Without adding or dropping anything, copy the entries below.

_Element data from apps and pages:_
***

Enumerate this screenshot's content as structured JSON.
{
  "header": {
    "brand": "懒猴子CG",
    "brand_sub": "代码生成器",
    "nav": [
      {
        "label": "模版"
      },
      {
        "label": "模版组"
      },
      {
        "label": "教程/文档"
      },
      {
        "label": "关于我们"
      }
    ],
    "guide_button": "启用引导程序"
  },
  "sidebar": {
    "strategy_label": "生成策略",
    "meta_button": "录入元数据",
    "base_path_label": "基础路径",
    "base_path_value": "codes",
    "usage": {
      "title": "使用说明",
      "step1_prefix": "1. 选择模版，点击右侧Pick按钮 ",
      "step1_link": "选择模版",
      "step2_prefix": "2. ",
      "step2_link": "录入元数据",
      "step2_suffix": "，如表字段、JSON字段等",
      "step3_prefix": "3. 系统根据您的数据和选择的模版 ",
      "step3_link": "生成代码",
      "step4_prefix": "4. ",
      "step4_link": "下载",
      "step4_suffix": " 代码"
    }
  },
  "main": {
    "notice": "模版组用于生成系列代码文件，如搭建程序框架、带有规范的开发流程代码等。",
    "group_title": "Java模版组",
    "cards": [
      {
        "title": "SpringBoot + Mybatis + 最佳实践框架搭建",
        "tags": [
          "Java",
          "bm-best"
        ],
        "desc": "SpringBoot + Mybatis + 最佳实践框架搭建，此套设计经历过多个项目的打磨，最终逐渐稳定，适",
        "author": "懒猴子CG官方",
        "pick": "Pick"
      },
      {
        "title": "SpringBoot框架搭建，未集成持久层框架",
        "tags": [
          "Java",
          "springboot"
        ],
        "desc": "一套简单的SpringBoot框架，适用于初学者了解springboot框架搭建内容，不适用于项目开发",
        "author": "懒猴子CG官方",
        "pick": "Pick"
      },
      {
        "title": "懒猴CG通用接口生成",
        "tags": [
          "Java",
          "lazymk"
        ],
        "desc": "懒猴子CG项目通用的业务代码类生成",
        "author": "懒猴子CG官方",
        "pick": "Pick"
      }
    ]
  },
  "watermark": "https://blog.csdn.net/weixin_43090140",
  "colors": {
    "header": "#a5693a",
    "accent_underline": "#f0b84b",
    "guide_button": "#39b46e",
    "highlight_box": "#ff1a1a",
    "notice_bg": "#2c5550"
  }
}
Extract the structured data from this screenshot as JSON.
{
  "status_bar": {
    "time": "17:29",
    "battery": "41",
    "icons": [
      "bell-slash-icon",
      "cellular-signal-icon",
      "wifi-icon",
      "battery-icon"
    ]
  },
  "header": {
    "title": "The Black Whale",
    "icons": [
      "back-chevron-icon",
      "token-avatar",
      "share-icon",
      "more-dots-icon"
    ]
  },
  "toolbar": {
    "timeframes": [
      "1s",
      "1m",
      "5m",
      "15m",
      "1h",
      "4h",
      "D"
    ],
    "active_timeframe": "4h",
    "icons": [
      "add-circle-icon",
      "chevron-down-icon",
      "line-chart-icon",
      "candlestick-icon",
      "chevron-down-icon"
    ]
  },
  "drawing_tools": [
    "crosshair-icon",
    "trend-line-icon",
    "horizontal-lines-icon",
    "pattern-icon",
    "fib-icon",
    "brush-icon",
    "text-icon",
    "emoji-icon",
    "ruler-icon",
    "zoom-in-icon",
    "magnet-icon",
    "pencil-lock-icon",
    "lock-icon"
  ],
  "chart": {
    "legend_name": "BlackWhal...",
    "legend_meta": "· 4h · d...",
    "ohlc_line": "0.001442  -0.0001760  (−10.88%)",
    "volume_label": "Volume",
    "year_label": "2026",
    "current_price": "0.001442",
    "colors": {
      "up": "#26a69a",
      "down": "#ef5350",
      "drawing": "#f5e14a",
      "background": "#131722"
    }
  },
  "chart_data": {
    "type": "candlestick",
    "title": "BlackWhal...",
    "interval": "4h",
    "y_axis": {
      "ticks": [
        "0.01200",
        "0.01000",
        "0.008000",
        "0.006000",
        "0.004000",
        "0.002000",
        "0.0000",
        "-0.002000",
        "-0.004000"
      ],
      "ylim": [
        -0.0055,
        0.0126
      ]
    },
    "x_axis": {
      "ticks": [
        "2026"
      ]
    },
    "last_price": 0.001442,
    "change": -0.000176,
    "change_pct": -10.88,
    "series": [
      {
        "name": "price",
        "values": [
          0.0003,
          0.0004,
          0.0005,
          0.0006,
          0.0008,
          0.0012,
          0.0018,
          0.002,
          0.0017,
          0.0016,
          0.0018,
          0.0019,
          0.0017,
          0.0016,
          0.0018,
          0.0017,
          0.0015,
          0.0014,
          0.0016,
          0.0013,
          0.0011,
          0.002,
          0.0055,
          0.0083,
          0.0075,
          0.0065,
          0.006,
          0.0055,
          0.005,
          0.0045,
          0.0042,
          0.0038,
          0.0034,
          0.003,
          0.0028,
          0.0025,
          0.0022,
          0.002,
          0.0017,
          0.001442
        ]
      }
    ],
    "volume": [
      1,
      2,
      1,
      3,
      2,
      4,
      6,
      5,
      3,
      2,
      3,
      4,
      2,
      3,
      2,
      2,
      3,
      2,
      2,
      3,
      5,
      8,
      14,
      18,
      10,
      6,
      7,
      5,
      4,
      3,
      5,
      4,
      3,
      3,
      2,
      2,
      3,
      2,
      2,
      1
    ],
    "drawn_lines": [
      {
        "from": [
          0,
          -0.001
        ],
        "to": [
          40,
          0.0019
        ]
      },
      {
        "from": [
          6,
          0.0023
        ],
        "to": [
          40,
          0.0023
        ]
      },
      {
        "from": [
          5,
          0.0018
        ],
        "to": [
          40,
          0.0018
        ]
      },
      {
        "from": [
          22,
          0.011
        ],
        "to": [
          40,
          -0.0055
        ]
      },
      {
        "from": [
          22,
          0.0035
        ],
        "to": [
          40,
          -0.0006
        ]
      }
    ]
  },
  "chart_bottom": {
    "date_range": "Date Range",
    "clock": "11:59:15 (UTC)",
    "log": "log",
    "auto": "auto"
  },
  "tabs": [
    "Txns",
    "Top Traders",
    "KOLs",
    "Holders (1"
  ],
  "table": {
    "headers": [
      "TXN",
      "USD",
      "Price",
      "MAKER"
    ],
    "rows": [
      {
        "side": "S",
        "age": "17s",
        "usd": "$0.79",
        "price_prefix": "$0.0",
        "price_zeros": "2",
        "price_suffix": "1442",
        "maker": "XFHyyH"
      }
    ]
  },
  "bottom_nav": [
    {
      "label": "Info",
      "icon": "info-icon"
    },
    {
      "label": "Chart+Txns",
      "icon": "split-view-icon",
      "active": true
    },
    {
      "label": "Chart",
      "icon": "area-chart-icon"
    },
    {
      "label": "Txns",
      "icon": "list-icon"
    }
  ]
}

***

_Written reply:_
Enumerate this screenshot's content as structured JSON.
{
  "header": {
    "brand": "懒猴子CG",
    "brand_sub": "代码生成器",
    "nav": [
      {
        "label": "模版"
      },
      {
        "label": "模版组"
      },
      {
        "label": "教程/文档"
      },
      {
        "label": "关于我们"
      }
    ],
    "guide_button": "启用引导程序"
  },
  "sidebar": {
    "strategy_label": "生成策略",
    "meta_button": "录入元数据",
    "base_path_label": "基础路径",
    "base_path_value": "codes",
    "usage": {
      "title": "使用说明",
      "step1_prefix": "1. 选择模版，点击右侧Pick按钮 ",
      "step1_link": "选择模版",
      "step2_prefix": "2. ",
      "step2_link": "录入元数据",
      "step2_suffix": "，如表字段、JSON字段等",
      "step3_prefix": "3. 系统根据您的数据和选择的模版 ",
      "step3_link": "生成代码",
      "step4_prefix": "4. ",
      "step4_link": "下载",
      "step4_suffix": " 代码"
    }
  },
  "main": {
    "notice": "模版组用于生成系列代码文件，如搭建程序框架、带有规范的开发流程代码等。",
    "group_title": "Java模版组",
    "cards": [
      {
        "title": "SpringBoot + Mybatis + 最佳实践框架搭建",
        "tags": [
          "Java",
          "bm-best"
        ],
        "desc": "SpringBoot + Mybatis + 最佳实践框架搭建，此套设计经历过多个项目的打磨，最终逐渐稳定，适",
        "author": "懒猴子CG官方",
        "pick": "Pick"
      },
      {
        "title": "SpringBoot框架搭建，未集成持久层框架",
        "tags": [
          "Java",
          "springboot"
        ],
        "desc": "一套简单的SpringBoot框架，适用于初学者了解springboot框架搭建内容，不适用于项目开发",
        "author": "懒猴子CG官方",
        "pick": "Pick"
      },
      {
        "title": "懒猴CG通用接口生成",
        "tags": [
          "Java",
          "lazymk"
        ],
        "desc": "懒猴子CG项目通用的业务代码类生成",
        "author": "懒猴子CG官方",
        "pick": "Pick"
      }
    ]
  },
  "watermark": "https://blog.csdn.net/weixin_43090140",
  "colors": {
    "header": "#a5693a",
    "accent_underline": "#f0b84b",
    "guide_button": "#39b46e",
    "highlight_box": "#ff1a1a",
    "notice_bg": "#2c5550"
  }
}
Extract the structured data from this screenshot as JSON.
{
  "status_bar": {
    "time": "17:29",
    "battery": "41",
    "icons": [
      "bell-slash-icon",
      "cellular-signal-icon",
      "wifi-icon",
      "battery-icon"
    ]
  },
  "header": {
    "title": "The Black Whale",
    "icons": [
      "back-chevron-icon",
      "token-avatar",
      "share-icon",
      "more-dots-icon"
    ]
  },
  "toolbar": {
    "timeframes": [
      "1s",
      "1m",
      "5m",
      "15m",
      "1h",
      "4h",
      "D"
    ],
    "active_timeframe": "4h",
    "icons": [
      "add-circle-icon",
      "chevron-down-icon",
      "line-chart-icon",
      "candlestick-icon",
      "chevron-down-icon"
    ]
  },
  "drawing_tools": [
    "crosshair-icon",
    "trend-line-icon",
    "horizontal-lines-icon",
    "pattern-icon",
    "fib-icon",
    "brush-icon",
    "text-icon",
    "emoji-icon",
    "ruler-icon",
    "zoom-in-icon",
    "magnet-icon",
    "pencil-lock-icon",
    "lock-icon"
  ],
  "chart": {
    "legend_name": "BlackWhal...",
    "legend_meta": "· 4h · d...",
    "ohlc_line": "0.001442  -0.0001760  (−10.88%)",
    "volume_label": "Volume",
    "year_label": "2026",
    "current_price": "0.001442",
    "colors": {
      "up": "#26a69a",
      "down": "#ef5350",
      "drawing": "#f5e14a",
      "background": "#131722"
    }
  },
  "chart_data": {
    "type": "candlestick",
    "title": "BlackWhal...",
    "interval": "4h",
    "y_axis": {
      "ticks": [
        "0.01200",
        "0.01000",
        "0.008000",
        "0.006000",
        "0.004000",
        "0.002000",
        "0.0000",
        "-0.002000",
        "-0.004000"
      ],
      "ylim": [
        -0.0055,
        0.0126
      ]
    },
    "x_axis": {
      "ticks": [
        "2026"
      ]
    },
    "last_price": 0.001442,
    "change": -0.000176,
    "change_pct": -10.88,
    "series": [
      {
        "name": "price",
        "values": [
          0.0003,
          0.0004,
          0.0005,
          0.0006,
          0.0008,
          0.0012,
          0.0018,
          0.002,
          0.0017,
          0.0016,
          0.0018,
          0.0019,
          0.0017,
          0.0016,
          0.0018,
          0.0017,
          0.0015,
          0.0014,
          0.0016,
          0.0013,
          0.0011,
          0.002,
          0.0055,
          0.0083,
          0.0075,
          0.0065,
          0.006,
          0.0055,
          0.005,
          0.0045,
          0.0042,
          0.0038,
          0.0034,
          0.003,
          0.0028,
          0.0025,
          0.0022,
          0.002,
          0.0017,
          0.001442
        ]
      }
    ],
    "volume": [
      1,
      2,
      1,
      3,
      2,
      4,
      6,
      5,
      3,
      2,
      3,
      4,
      2,
      3,
      2,
      2,
      3,
      2,
      2,
      3,
      5,
      8,
      14,
      18,
      10,
      6,
      7,
      5,
      4,
      3,
      5,
      4,
      3,
      3,
      2,
      2,
      3,
      2,
      2,
      1
    ],
    "drawn_lines": [
      {
        "from": [
          0,
          -0.001
        ],
        "to": [
          40,
          0.0019
        ]
      },
      {
        "from": [
          6,
          0.0023
        ],
        "to": [
          40,
          0.0023
        ]
      },
      {
        "from": [
          5,
          0.0018
        ],
        "to": [
          40,
          0.0018
        ]
      },
      {
        "from": [
          22,
          0.011
        ],
        "to": [
          40,
          -0.0055
        ]
      },
      {
        "from": [
          22,
          0.0035
        ],
        "to": [
          40,
          -0.0006
        ]
      }
    ]
  },
  "chart_bottom": {
    "date_range": "Date Range",
    "clock": "11:59:15 (UTC)",
    "log": "log",
    "auto": "auto"
  },
  "tabs": [
    "Txns",
    "Top Traders",
    "KOLs",
    "Holders (1"
  ],
  "table": {
    "headers": [
      "TXN",
      "USD",
      "Price",
      "MAKER"
    ],
    "rows": [
      {
        "side": "S",
        "age": "17s",
        "usd": "$0.79",
        "price_prefix": "$0.0",
        "price_zeros": "2",
        "price_suffix": "1442",
        "maker": "XFHyyH"
      }
    ]
  },
  "bottom_nav": [
    {
      "label": "Info",
      "icon": "info-icon"
    },
    {
      "label": "Chart+Txns",
      "icon": "split-view-icon",
      "active": true
    },
    {
      "label": "Chart",
      "icon": "area-chart-icon"
    },
    {
      "label": "Txns",
      "icon": "list-icon"
    }
  ]
}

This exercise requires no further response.